My Princeton mentor, longtime leading historian Robert Roswell Palmer, once defined the French bourgeoisie before 1789, or at any time, in this way: The bourgeois always has something in reserve. This is actually the best definition of the upper middle class; it avoids cultural claims and sticks to the fact that most people, below the bourgeoisie, have very few resources for a rainy day. That is what many observers say today about Americans at large: a disaster, medical or financial or occupational, will find them with little more than a few hundred dollars to ride out the storm.
You see, history can teach you something. The French bourgeoisie had more in reserve than the French nobility, and that helps explain why they were victorious in the French Revolution. Granted, "victorious" may be interpreted in more than one way.

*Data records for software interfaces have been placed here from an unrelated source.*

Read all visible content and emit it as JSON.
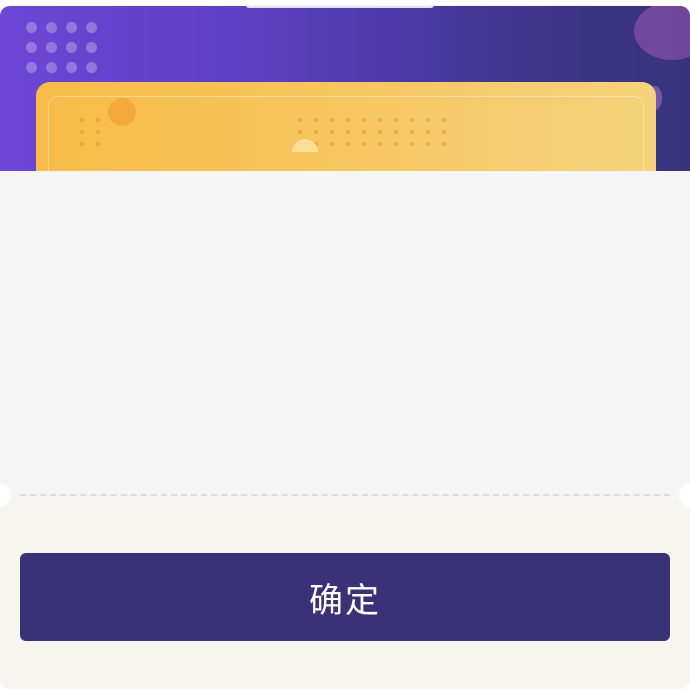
{
  "dialog": {
    "confirm_label": "确定"
  },
  "colors": {
    "header_start": "#6d47d6",
    "header_end": "#37337a",
    "card": "#f6c660",
    "button": "#3a3276",
    "content_bg": "#f5f5f5",
    "footer_bg": "#f7f5ef"
  }
}
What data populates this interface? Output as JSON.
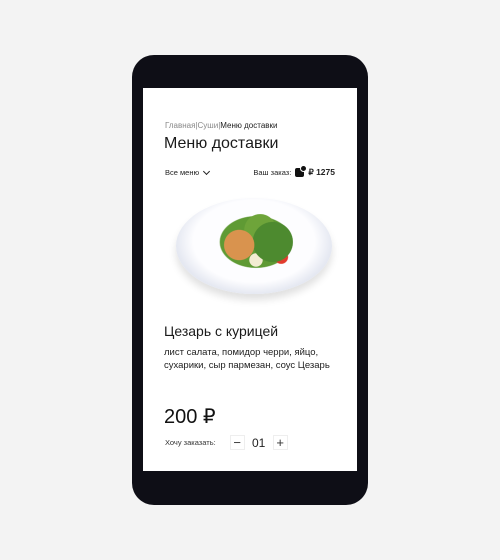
{
  "breadcrumb": {
    "items": [
      "Главная",
      "Суши"
    ],
    "current": "Меню доставки"
  },
  "page_title": "Меню доставки",
  "menu_filter": {
    "label": "Все меню",
    "icon": "chevron-down-icon"
  },
  "order": {
    "label": "Ваш заказ:",
    "icon": "cart-icon",
    "total": "₽ 1275"
  },
  "product": {
    "name": "Цезарь с курицей",
    "description": "лист салата, помидор черри, яйцо, сухарики, сыр пармезан, соус Цезарь",
    "price": "200 ₽"
  },
  "quantity": {
    "label": "Хочу заказать:",
    "value": "01",
    "minus": "−",
    "plus": "+"
  }
}
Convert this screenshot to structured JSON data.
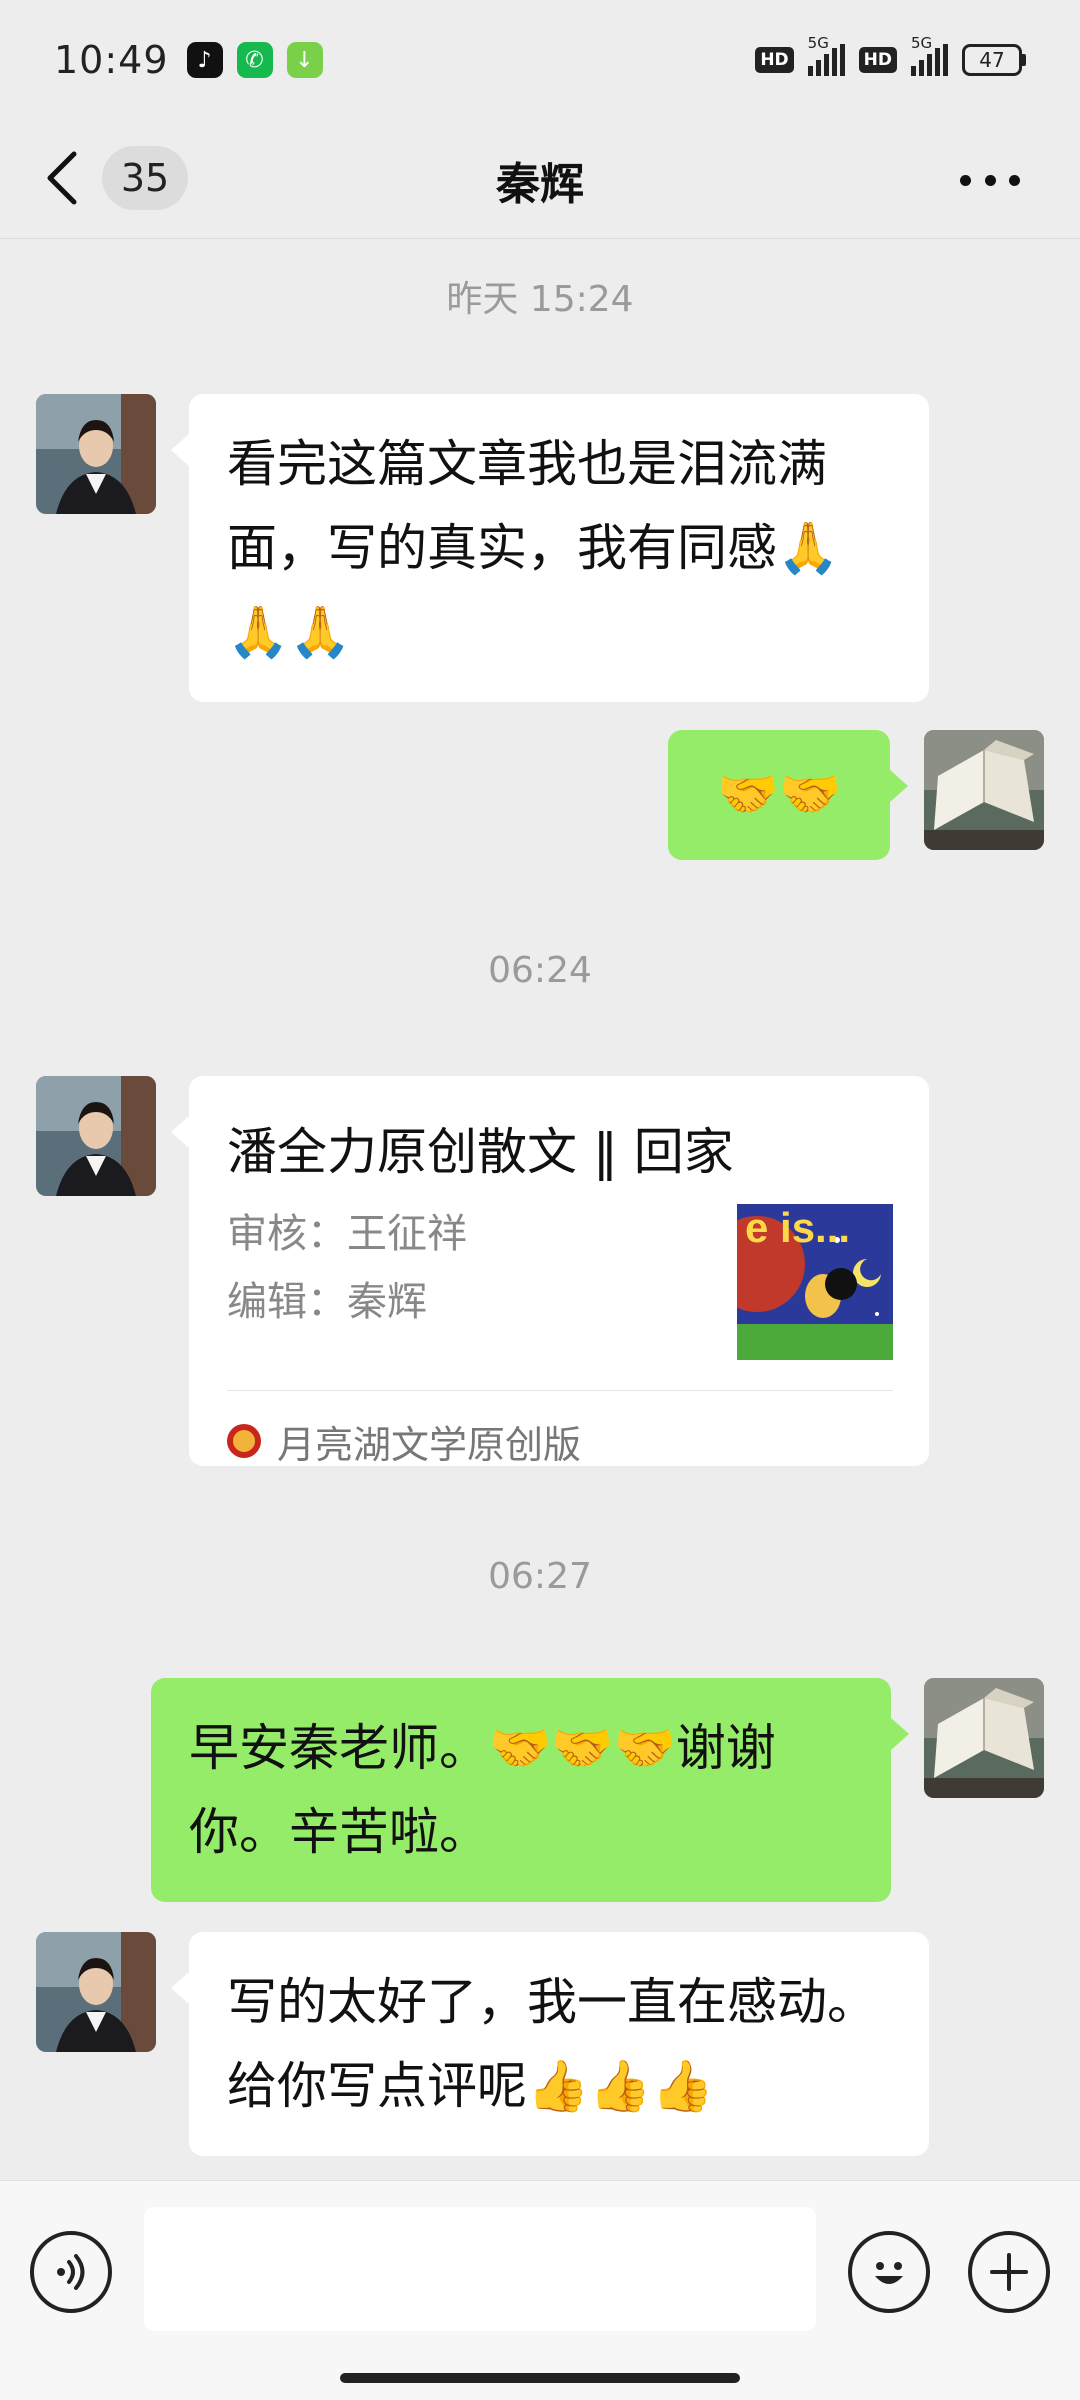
{
  "status_bar": {
    "time": "10:49",
    "network_1": "5G",
    "network_2": "5G",
    "hd_1": "HD",
    "hd_2": "HD",
    "battery": "47"
  },
  "nav": {
    "unread_count": "35",
    "title": "秦辉"
  },
  "messages": {
    "time_1": "昨天 15:24",
    "msg_1": "看完这篇文章我也是泪流满面，写的真实，我有同感🙏🙏🙏",
    "msg_2": "🤝🤝",
    "time_2": "06:24",
    "card": {
      "title": "潘全力原创散文 ‖ 回家",
      "reviewer": "审核：王征祥",
      "editor": "编辑：秦辉",
      "source": "月亮湖文学原创版"
    },
    "time_3": "06:27",
    "msg_3": "早安秦老师。🤝🤝🤝谢谢你。辛苦啦。",
    "msg_4": "写的太好了，我一直在感动。给你写点评呢👍👍👍"
  },
  "input": {
    "value": ""
  },
  "colors": {
    "background": "#ededed",
    "bubble_out": "#95ec69",
    "bubble_in": "#ffffff"
  }
}
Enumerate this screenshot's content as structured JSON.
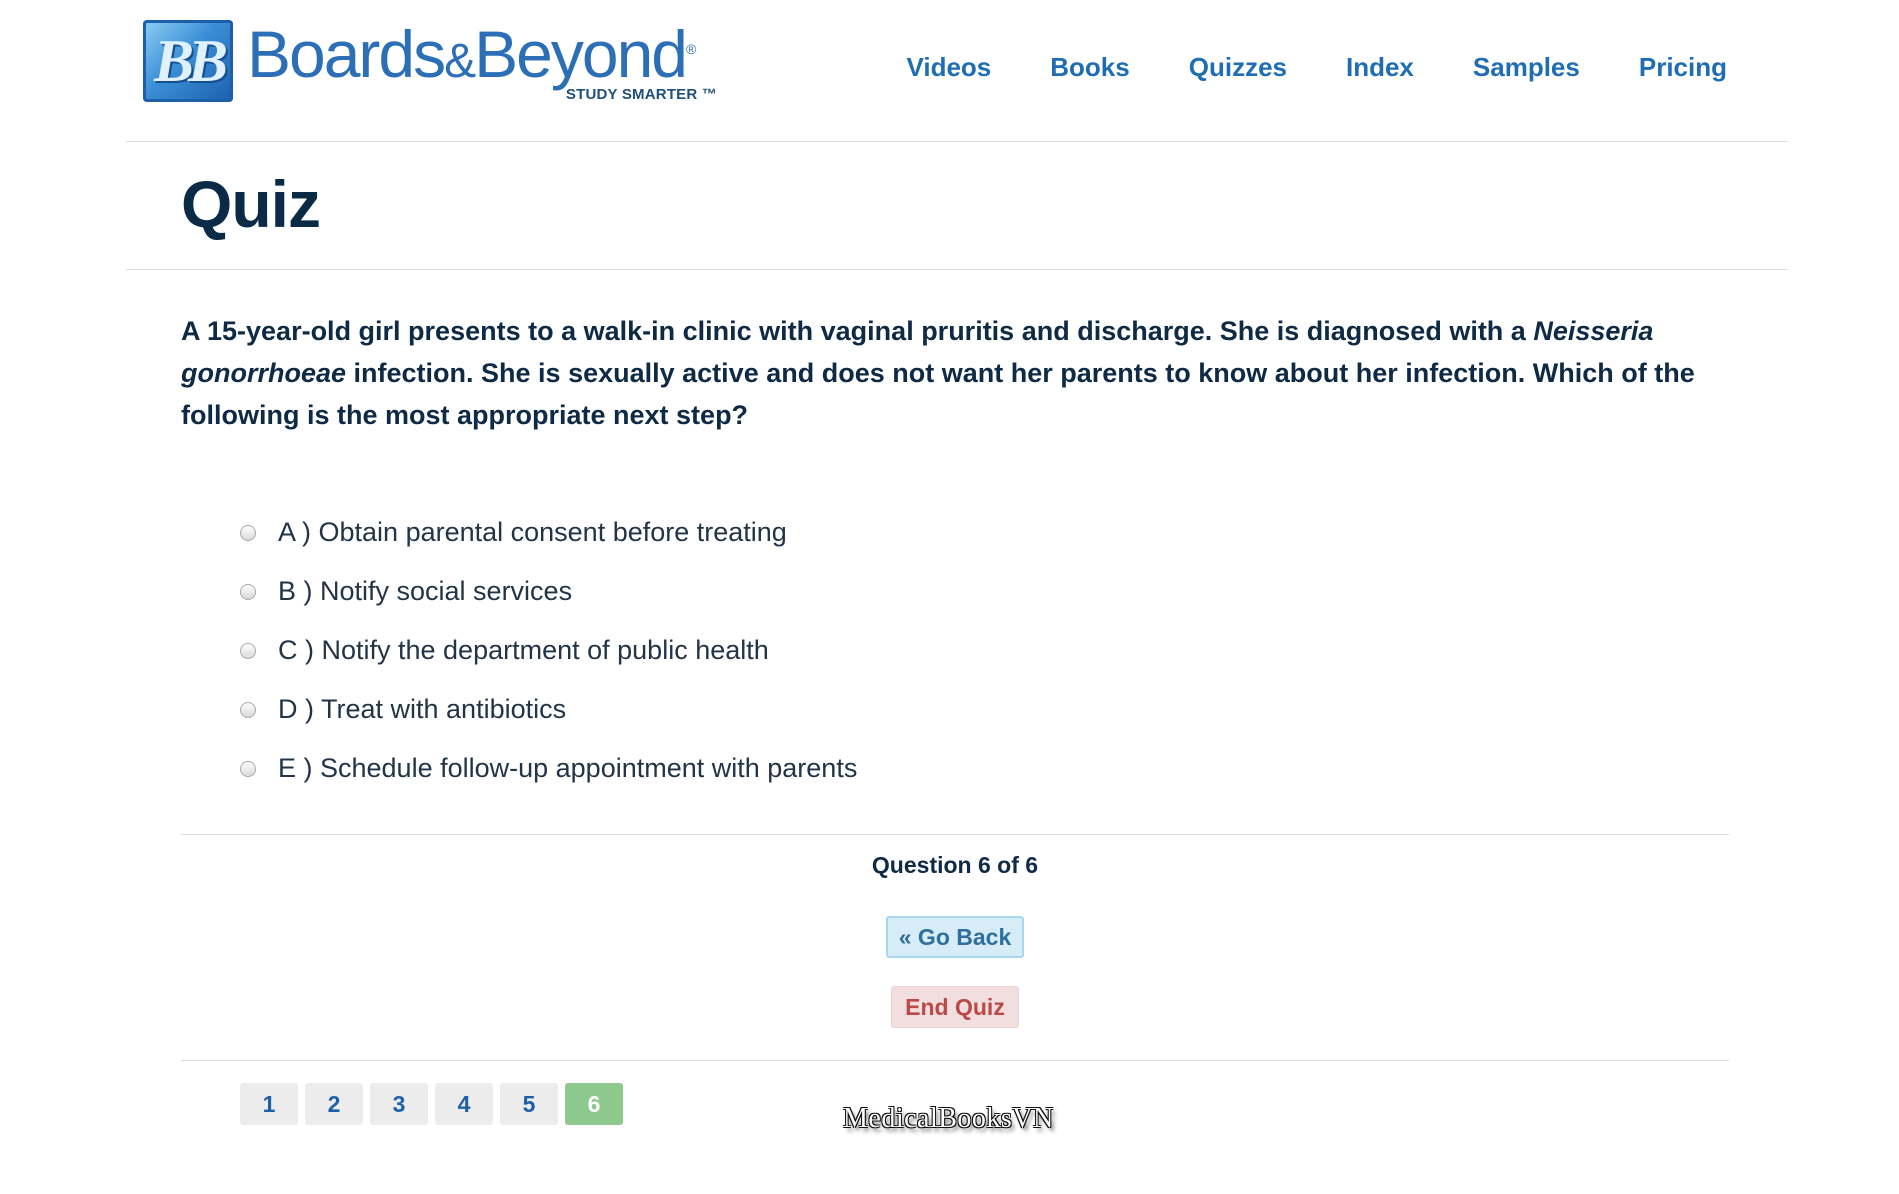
{
  "brand": {
    "mark": "BB",
    "name_part1": "Boards",
    "name_amp": "&",
    "name_part2": "Beyond",
    "registered": "®",
    "tagline": "STUDY SMARTER ™"
  },
  "nav": {
    "items": [
      {
        "label": "Videos"
      },
      {
        "label": "Books"
      },
      {
        "label": "Quizzes"
      },
      {
        "label": "Index"
      },
      {
        "label": "Samples"
      },
      {
        "label": "Pricing"
      }
    ]
  },
  "page": {
    "title": "Quiz"
  },
  "question": {
    "text_part1": "A 15-year-old girl presents to a walk-in clinic with vaginal pruritis and discharge. She is diagnosed with a ",
    "organism": "Neisseria gonorrhoeae",
    "text_part2": " infection. She is sexually active and does not want her parents to know about her infection. Which of the following is the most appropriate next step?"
  },
  "choices": [
    {
      "label": "A ) Obtain parental consent before treating"
    },
    {
      "label": "B ) Notify social services"
    },
    {
      "label": "C ) Notify the department of public health"
    },
    {
      "label": "D ) Treat with antibiotics"
    },
    {
      "label": "E ) Schedule follow-up appointment with parents"
    }
  ],
  "progress": {
    "text": "Question 6 of 6",
    "current": 6,
    "total": 6
  },
  "buttons": {
    "go_back": "« Go Back",
    "end_quiz": "End Quiz"
  },
  "pager": {
    "pages": [
      {
        "label": "1"
      },
      {
        "label": "2"
      },
      {
        "label": "3"
      },
      {
        "label": "4"
      },
      {
        "label": "5"
      },
      {
        "label": "6"
      }
    ]
  },
  "watermark": "MedicalBooksVN",
  "colors": {
    "nav_link": "#1e6db5",
    "heading": "#0b2a45",
    "back_button_bg": "#d6edf7",
    "end_button_bg": "#f2dede",
    "end_button_text": "#b94a48",
    "current_page_bg": "#8dc98d"
  }
}
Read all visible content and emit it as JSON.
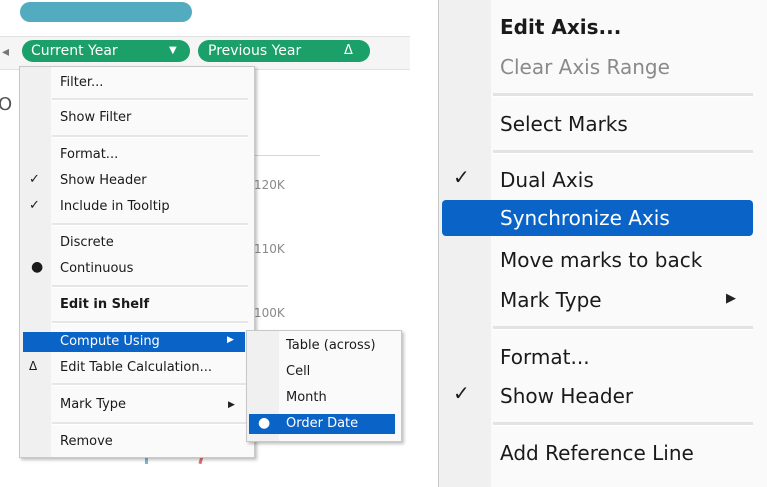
{
  "shelf": {
    "pill_current": "Current Year",
    "pill_previous": "Previous Year"
  },
  "axis_ticks": [
    "120K",
    "110K",
    "100K"
  ],
  "context_menu": {
    "items": [
      {
        "label": "Filter..."
      },
      {
        "label": "Show Filter"
      },
      {
        "label": "Format..."
      },
      {
        "label": "Show Header",
        "checked": true
      },
      {
        "label": "Include in Tooltip",
        "checked": true
      },
      {
        "label": "Discrete"
      },
      {
        "label": "Continuous",
        "selected": true
      },
      {
        "label": "Edit in Shelf",
        "bold": true
      },
      {
        "label": "Compute Using",
        "highlighted": true,
        "submenu": true
      },
      {
        "label": "Edit Table Calculation...",
        "icon": "delta-icon"
      },
      {
        "label": "Mark Type",
        "submenu": true
      },
      {
        "label": "Remove"
      }
    ]
  },
  "compute_using_submenu": {
    "items": [
      {
        "label": "Table (across)"
      },
      {
        "label": "Cell"
      },
      {
        "label": "Month"
      },
      {
        "label": "Order Date",
        "selected": true,
        "highlighted": true
      }
    ]
  },
  "axis_menu": {
    "items": [
      {
        "label": "Edit Axis...",
        "bold": true
      },
      {
        "label": "Clear Axis Range",
        "disabled": true
      },
      {
        "label": "Select Marks"
      },
      {
        "label": "Dual Axis",
        "checked": true
      },
      {
        "label": "Synchronize Axis",
        "highlighted": true
      },
      {
        "label": "Move marks to back"
      },
      {
        "label": "Mark Type",
        "submenu": true
      },
      {
        "label": "Format..."
      },
      {
        "label": "Show Header",
        "checked": true
      },
      {
        "label": "Add Reference Line"
      }
    ]
  },
  "colors": {
    "pill_green": "#1aa068",
    "highlight_blue": "#0a64c8"
  }
}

Franklin Roosevelt, perhaps our best president in the last century, understood this better than anyone -- that the ordinary people needed a safety net. Now we hear that safety nets are socialistic and dangerous for freedom; but only the bourgeois who have learned nothing could say this. Why doesn't Making American Great Again include safety nets?